◆ About this task:
Report every line below that carries the word "JSON".

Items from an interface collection
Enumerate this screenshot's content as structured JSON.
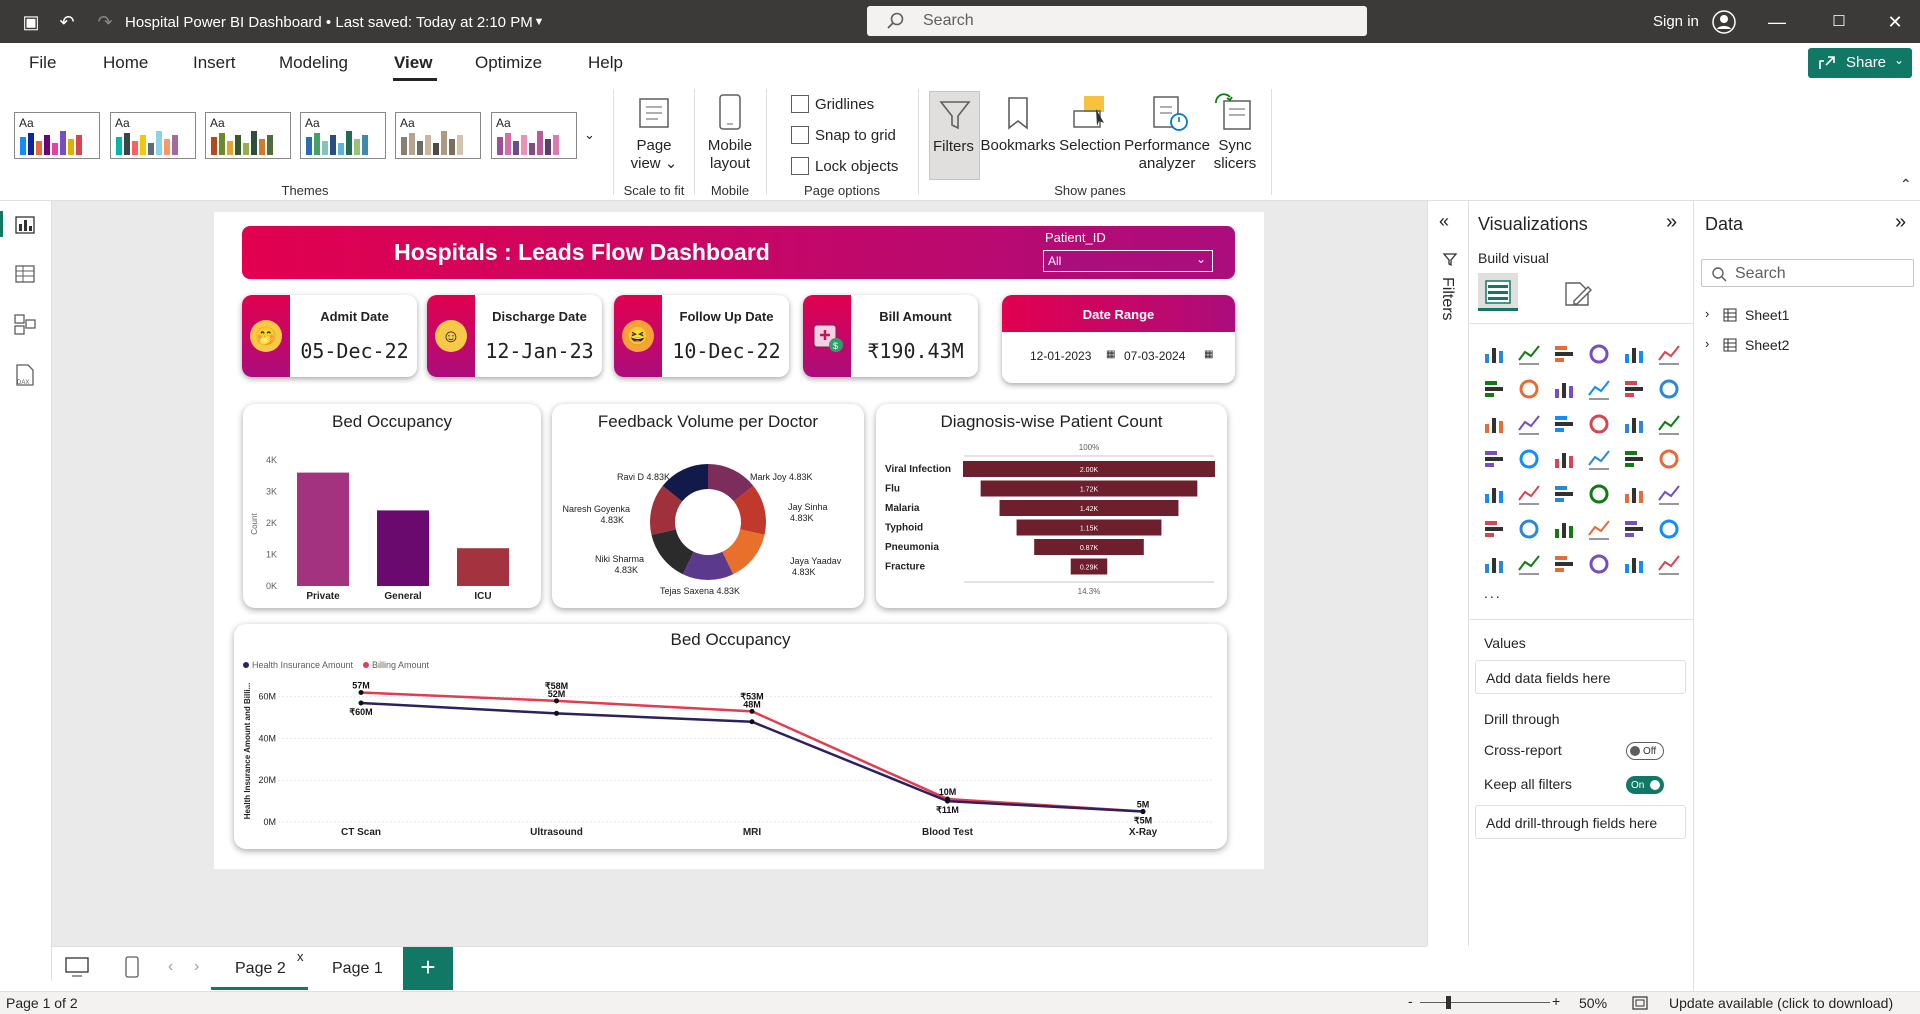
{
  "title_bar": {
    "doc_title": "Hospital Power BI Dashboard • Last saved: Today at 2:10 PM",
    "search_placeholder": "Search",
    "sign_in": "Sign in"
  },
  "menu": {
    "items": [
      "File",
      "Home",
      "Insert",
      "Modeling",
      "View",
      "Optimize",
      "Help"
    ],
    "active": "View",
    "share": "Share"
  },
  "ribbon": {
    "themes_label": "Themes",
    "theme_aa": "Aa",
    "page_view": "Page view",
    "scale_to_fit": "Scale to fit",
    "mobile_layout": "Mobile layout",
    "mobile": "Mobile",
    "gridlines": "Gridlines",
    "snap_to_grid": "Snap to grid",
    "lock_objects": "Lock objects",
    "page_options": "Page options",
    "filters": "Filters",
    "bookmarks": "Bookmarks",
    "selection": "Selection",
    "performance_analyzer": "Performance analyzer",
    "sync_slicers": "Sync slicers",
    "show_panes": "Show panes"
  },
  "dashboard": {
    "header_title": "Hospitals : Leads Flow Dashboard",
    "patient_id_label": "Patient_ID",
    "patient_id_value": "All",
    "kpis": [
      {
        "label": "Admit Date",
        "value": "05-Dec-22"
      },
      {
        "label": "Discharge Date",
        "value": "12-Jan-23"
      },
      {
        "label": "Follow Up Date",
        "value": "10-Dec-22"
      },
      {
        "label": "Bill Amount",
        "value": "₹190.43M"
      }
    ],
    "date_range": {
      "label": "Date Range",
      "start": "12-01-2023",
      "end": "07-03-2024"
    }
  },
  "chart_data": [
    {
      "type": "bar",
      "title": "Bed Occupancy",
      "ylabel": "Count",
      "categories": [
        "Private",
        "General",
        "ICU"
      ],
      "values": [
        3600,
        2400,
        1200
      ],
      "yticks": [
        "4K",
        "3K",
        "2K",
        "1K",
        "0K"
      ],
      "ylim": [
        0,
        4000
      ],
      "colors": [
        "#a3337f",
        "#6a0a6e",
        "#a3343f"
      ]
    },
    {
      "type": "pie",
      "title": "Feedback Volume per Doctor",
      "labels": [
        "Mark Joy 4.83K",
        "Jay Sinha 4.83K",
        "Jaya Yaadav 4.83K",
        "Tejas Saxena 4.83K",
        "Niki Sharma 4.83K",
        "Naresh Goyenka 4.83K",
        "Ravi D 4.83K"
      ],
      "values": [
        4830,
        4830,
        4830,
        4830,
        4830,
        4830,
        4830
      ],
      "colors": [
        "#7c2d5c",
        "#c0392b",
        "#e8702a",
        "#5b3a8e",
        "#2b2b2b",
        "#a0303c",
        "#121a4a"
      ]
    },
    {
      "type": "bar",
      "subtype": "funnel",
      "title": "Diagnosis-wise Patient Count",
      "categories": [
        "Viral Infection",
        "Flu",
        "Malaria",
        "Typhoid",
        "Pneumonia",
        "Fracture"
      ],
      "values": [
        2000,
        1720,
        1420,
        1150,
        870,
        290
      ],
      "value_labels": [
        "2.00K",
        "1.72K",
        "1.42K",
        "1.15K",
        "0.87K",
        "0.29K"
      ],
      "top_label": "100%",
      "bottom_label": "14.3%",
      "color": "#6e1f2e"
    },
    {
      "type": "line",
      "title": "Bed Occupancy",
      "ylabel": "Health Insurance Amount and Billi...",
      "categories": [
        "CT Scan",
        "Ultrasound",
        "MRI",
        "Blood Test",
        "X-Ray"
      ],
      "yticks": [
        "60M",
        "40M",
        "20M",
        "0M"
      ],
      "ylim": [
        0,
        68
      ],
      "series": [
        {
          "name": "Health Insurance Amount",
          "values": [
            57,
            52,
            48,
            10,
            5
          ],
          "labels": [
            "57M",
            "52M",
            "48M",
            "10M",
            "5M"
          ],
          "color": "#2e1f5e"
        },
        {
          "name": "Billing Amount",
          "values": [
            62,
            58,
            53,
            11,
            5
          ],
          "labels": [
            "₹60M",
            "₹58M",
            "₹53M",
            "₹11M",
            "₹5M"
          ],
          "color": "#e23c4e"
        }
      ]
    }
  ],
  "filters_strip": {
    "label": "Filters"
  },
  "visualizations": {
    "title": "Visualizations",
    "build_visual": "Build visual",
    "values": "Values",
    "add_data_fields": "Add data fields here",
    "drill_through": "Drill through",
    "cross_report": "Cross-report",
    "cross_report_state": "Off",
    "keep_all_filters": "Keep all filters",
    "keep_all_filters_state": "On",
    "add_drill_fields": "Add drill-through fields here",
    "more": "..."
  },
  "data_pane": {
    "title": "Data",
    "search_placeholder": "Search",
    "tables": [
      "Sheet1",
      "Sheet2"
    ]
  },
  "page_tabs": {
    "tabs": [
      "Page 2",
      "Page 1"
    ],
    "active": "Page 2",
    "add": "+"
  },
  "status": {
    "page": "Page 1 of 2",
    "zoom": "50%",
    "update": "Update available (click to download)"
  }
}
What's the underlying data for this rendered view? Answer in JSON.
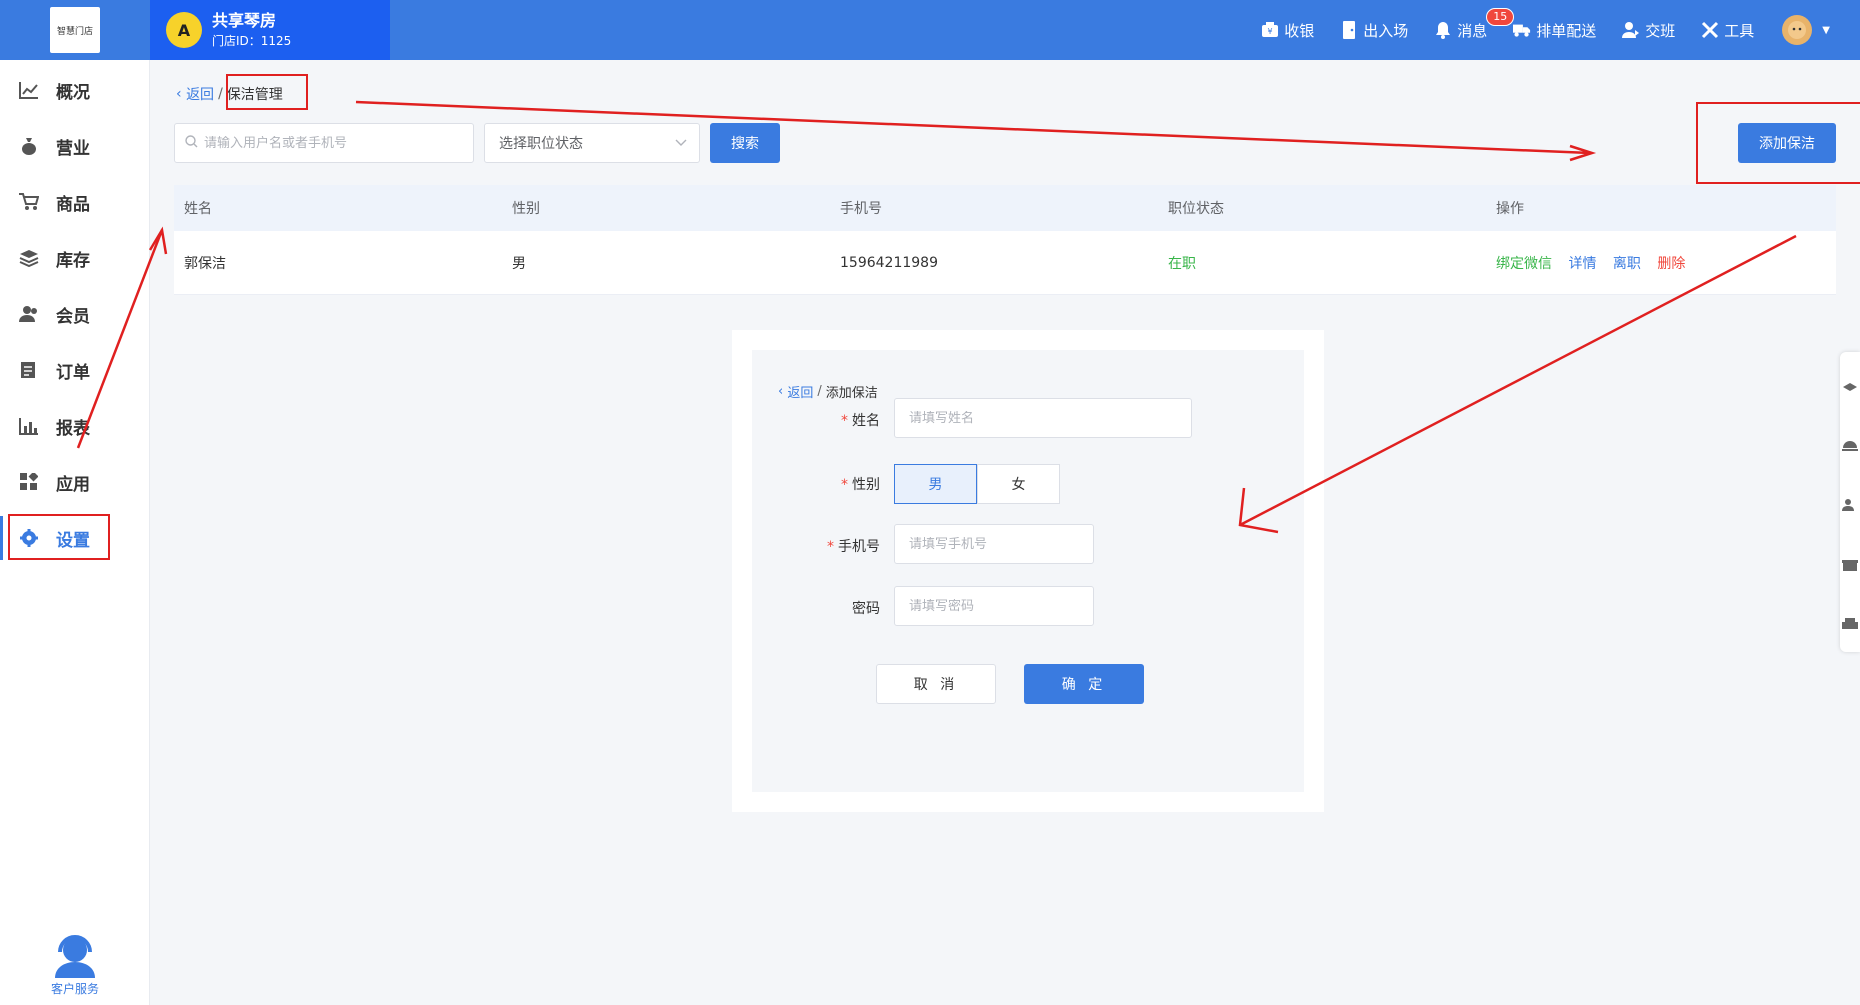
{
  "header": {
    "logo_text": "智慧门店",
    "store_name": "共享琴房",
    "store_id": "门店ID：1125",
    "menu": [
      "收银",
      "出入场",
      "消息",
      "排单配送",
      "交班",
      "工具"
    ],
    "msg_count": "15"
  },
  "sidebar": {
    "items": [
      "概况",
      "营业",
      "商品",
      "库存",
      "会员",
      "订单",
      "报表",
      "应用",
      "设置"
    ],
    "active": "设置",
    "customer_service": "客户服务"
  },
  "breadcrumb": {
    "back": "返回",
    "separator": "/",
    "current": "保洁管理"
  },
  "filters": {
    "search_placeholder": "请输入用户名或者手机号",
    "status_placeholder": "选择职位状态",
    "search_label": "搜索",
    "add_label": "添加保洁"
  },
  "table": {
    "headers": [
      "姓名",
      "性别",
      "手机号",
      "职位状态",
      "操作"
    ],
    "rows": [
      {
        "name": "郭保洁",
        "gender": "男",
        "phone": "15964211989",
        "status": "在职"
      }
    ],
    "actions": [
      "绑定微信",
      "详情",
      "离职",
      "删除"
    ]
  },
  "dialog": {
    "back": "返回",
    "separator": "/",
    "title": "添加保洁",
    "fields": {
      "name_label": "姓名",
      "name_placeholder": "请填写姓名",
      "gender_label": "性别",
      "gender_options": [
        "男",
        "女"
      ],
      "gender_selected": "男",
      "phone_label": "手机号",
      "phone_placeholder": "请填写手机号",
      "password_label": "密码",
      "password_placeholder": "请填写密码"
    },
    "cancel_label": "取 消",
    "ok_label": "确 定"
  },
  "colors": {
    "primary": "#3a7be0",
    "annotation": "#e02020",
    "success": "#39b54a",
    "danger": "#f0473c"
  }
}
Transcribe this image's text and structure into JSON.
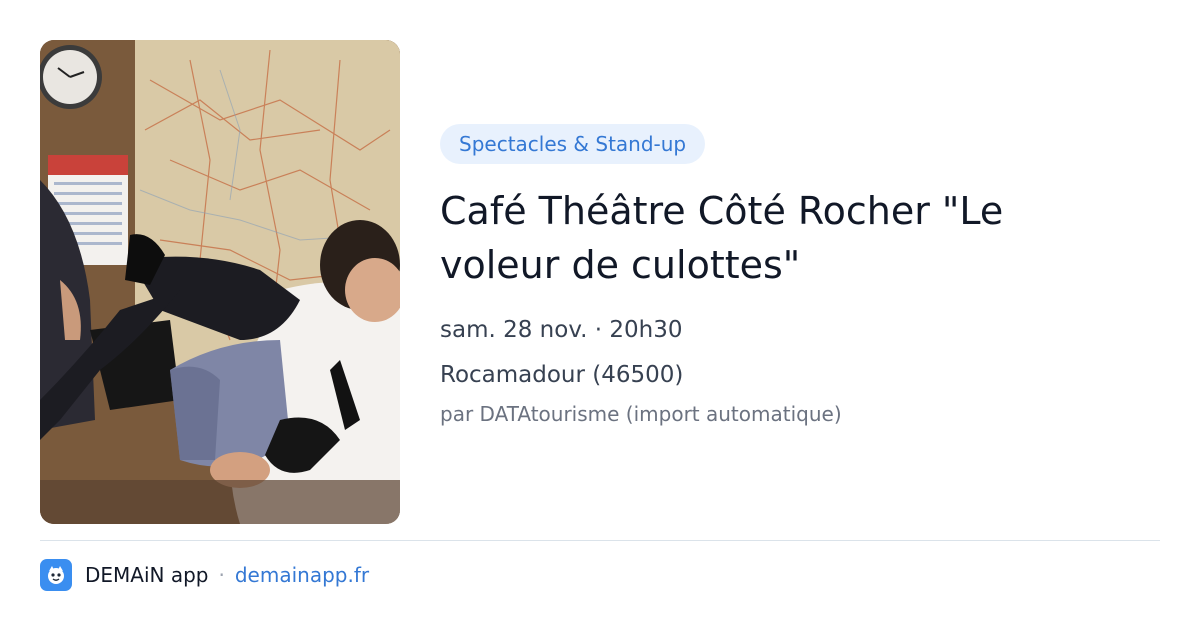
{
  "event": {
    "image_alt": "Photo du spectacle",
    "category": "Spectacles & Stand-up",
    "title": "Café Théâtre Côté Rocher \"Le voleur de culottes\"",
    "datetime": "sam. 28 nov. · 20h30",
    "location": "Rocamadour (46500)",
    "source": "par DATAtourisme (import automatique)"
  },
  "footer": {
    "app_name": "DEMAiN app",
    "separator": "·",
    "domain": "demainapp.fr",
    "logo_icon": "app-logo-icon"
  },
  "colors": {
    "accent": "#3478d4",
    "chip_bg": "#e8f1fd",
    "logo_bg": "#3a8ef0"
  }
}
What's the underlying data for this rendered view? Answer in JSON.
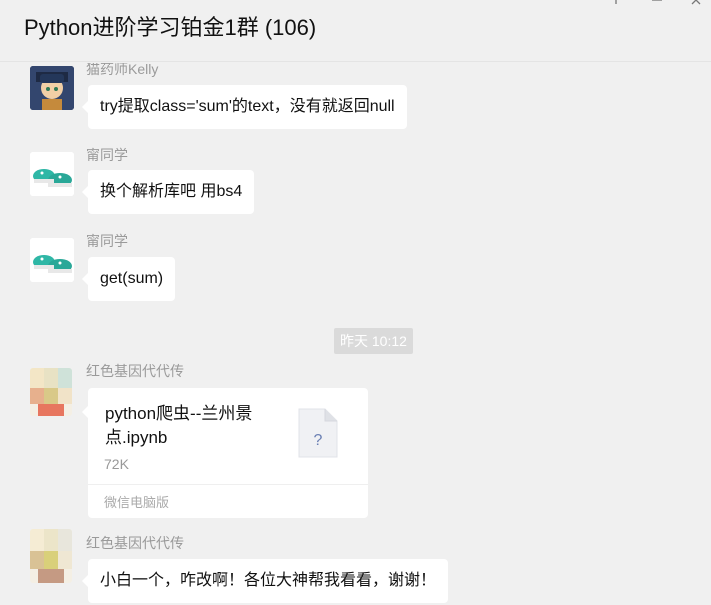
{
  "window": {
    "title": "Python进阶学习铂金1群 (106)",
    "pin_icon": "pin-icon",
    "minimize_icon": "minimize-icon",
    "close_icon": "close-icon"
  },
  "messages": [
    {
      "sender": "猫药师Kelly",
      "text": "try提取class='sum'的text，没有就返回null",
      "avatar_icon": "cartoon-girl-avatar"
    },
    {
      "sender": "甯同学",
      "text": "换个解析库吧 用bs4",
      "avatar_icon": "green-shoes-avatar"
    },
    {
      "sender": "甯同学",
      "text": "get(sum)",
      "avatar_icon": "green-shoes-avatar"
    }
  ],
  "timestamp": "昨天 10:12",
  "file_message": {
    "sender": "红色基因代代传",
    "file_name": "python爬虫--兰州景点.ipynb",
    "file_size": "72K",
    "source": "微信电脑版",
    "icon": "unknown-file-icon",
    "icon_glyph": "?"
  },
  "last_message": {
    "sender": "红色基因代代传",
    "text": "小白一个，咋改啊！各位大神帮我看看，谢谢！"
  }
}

◆ Solution for this exercise:
Enumerate this screenshot's content as structured JSON.
What's the underlying data for this rendered view? Answer in JSON.
Transcribe this image's text and structure into JSON.
What's the underlying data for this rendered view? Answer in JSON.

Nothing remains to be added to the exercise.